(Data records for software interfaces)

--------------------

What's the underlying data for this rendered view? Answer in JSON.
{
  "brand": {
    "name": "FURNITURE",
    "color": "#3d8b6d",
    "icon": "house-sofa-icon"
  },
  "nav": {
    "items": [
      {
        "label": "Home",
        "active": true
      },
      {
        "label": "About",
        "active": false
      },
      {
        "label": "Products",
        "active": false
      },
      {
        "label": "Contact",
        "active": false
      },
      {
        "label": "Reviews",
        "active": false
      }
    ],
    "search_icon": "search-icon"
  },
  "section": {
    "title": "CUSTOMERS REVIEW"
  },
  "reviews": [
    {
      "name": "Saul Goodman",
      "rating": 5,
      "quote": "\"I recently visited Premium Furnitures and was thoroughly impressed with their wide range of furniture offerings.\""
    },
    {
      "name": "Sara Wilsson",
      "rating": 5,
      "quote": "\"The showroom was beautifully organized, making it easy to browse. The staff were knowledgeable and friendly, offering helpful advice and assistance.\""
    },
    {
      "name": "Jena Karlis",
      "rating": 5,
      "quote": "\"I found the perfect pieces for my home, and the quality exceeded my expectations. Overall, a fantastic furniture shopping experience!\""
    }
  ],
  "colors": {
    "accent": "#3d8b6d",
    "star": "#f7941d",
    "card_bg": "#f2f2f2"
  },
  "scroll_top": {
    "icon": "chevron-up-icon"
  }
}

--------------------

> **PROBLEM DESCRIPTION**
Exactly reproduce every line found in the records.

> **OUTPUT**
What's the underlying data for this rendered view? Answer in JSON.
{
  "brand": {
    "name": "FURNITURE",
    "color": "#3d8b6d",
    "icon": "house-sofa-icon"
  },
  "nav": {
    "items": [
      {
        "label": "Home",
        "active": true
      },
      {
        "label": "About",
        "active": false
      },
      {
        "label": "Products",
        "active": false
      },
      {
        "label": "Contact",
        "active": false
      },
      {
        "label": "Reviews",
        "active": false
      }
    ],
    "search_icon": "search-icon"
  },
  "section": {
    "title": "CUSTOMERS REVIEW"
  },
  "reviews": [
    {
      "name": "Saul Goodman",
      "rating": 5,
      "quote": "\"I recently visited Premium Furnitures and was thoroughly impressed with their wide range of furniture offerings.\""
    },
    {
      "name": "Sara Wilsson",
      "rating": 5,
      "quote": "\"The showroom was beautifully organized, making it easy to browse. The staff were knowledgeable and friendly, offering helpful advice and assistance.\""
    },
    {
      "name": "Jena Karlis",
      "rating": 5,
      "quote": "\"I found the perfect pieces for my home, and the quality exceeded my expectations. Overall, a fantastic furniture shopping experience!\""
    }
  ],
  "colors": {
    "accent": "#3d8b6d",
    "star": "#f7941d",
    "card_bg": "#f2f2f2"
  },
  "scroll_top": {
    "icon": "chevron-up-icon"
  }
}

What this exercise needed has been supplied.